Cantaloupe acreage in Colorado’s Rocky Ford region could be down 75% this year, following a 2011 listeria outbreak linked to Granada, Colo.-based Jensen Farms, which claimed the lives of 32 people and sickened at least 146 people in 28 states.
But the creation of a new growers association, and its unanimous decision to hand over third-party audit responsibilities to the Colorado Department of Agriculture, has growers and officials optimistic that Rocky Ford is poised for a rebound.
The department sponsored a media tour April 19 in Rocky Ford, with a field tour and presentations by growers and state officials.
About 1,500 of the 2,000 acres typically in production in Rocky Ford will not be producing cantaloupes this season, said Michael Hirakata, co-owner oo Hirakata Farms, Rocky Ford, and the head of the new association, which he said includes all growers of Rocky Ford cantaloupes.
But John Salazar, Colorado’s agriculture commissioner, said that based on the energy and commitment shown by growers since the listeria outbreak, and on continued retail enthusiasm for the region’s cantaloupes, Rocky Ford won’t be down for long.
“I’m sure it will come back,” Salazar said. “I’m really fired up, the growers are excited, and as a team we’re moving at breakneck speed. We’ll make this area even more famous.”

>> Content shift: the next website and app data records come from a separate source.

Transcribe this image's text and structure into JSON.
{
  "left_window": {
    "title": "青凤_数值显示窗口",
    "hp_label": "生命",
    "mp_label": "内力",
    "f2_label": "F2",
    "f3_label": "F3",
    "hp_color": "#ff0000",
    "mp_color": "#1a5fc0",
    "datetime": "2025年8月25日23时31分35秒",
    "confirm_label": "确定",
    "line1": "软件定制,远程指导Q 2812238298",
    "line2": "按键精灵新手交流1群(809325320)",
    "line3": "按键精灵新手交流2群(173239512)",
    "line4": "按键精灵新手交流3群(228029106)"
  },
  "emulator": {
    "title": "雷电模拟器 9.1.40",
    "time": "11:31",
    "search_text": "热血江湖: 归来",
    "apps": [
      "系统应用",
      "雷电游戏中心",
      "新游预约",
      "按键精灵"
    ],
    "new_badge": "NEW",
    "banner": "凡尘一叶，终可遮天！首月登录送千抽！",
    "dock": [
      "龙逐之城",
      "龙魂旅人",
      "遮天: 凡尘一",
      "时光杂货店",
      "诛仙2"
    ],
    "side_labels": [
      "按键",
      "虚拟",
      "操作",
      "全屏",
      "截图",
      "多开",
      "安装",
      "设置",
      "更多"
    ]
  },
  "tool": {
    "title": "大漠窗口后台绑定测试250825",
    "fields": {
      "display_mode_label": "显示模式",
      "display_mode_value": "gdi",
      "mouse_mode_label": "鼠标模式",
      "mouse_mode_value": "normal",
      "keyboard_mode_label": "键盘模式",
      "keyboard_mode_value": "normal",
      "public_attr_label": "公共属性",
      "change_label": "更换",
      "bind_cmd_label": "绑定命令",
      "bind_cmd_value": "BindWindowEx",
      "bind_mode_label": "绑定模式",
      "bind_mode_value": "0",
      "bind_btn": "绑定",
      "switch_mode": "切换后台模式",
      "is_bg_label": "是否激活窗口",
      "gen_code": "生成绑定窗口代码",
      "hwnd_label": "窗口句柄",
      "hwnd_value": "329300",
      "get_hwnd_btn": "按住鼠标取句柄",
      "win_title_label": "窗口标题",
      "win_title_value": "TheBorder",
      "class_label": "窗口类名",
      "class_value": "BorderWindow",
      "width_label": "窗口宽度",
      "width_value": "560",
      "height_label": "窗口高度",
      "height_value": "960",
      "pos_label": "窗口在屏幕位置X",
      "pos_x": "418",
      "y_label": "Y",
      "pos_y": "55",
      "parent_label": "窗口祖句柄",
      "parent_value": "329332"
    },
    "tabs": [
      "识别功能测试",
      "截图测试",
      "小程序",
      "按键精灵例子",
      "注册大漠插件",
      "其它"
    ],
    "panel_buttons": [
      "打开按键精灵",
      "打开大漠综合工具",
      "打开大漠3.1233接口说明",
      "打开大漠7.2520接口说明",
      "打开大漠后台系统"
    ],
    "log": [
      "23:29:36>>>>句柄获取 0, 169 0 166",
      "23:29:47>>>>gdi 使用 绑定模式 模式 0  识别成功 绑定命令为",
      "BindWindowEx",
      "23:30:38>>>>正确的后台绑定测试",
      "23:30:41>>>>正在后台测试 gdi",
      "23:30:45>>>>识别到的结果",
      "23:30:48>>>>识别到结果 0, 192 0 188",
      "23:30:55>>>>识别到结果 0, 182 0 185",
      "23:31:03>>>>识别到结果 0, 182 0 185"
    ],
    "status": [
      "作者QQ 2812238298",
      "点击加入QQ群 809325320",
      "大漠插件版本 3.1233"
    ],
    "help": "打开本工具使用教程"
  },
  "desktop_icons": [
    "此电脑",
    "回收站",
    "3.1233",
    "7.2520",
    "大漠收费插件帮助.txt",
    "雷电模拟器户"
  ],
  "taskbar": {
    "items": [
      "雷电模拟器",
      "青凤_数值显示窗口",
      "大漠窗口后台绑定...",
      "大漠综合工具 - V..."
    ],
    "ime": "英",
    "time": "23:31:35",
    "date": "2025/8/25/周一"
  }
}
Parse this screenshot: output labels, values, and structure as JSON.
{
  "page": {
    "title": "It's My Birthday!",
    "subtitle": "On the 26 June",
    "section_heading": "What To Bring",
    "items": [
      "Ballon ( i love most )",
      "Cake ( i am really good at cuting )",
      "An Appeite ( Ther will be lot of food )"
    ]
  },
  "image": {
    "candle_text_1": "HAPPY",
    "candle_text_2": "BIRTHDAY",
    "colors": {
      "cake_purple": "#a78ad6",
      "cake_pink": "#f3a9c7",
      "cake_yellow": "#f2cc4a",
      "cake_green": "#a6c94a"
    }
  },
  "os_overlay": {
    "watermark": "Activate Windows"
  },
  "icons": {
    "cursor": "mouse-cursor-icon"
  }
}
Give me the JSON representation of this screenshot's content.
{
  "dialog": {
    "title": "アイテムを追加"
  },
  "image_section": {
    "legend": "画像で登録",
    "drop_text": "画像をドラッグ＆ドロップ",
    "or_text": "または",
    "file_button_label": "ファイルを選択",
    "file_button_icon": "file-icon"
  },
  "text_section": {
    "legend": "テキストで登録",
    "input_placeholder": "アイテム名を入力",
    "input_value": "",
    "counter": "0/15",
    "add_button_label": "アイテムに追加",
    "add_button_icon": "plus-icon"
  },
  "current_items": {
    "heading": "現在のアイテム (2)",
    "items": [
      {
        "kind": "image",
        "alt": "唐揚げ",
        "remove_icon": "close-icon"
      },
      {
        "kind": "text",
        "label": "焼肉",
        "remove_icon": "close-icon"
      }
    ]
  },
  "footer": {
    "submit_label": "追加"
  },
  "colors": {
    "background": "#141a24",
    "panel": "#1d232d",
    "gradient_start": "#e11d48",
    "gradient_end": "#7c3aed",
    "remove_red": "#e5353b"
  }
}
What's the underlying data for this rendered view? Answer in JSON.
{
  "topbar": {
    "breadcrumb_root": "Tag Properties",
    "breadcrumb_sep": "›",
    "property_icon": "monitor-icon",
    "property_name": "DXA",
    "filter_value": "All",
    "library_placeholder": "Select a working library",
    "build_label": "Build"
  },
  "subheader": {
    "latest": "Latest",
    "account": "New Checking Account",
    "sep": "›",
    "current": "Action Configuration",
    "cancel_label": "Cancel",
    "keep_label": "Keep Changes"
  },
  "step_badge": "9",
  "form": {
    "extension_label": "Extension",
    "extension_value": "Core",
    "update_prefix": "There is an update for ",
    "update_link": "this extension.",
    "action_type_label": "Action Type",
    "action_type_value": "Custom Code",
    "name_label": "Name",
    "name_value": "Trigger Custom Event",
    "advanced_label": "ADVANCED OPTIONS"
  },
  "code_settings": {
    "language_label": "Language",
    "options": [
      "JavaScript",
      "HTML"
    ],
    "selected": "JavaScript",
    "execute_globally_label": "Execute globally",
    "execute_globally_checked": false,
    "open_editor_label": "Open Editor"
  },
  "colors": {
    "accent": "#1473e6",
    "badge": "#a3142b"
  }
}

Growers are working with the state agriculture department and Colorado State University, which has already conducted four educational sessions with growers on traceability, safe handling and other issues. More sessions are planned more in the future, said Mike Bartolo, specialist at the university’s Arkansas Valley Research Center in Rocky Ford.
“In 21 years, I’ve never seen this kind of input from growers,” Bartolo said. “We’ve been amazed by the amount of energy growers have put into learning as much as they possibly can.”
Colorado State University also is ramping up its efforts to communicate directly with consumers about safe handling of cantaloupes through retail point-of-sale, web-based and other materials, Bartolo said.
The centerpiece of the changes are government-based audits. Growers will submit to at least two audits each season, said Tracy Vanderpool, who heads the department’s fruit and vegetable inspection office.
The first audit will be announced at the beginning of the growing season, Vanderpool said, and the other will be unannounced.
“We have 100% buy-in with growers, so I’m excited about it,” he said.
In addition to state audits, the new growers association has endorsed box-level traceability for Rocky Ford cantaloupes, Hirakata said.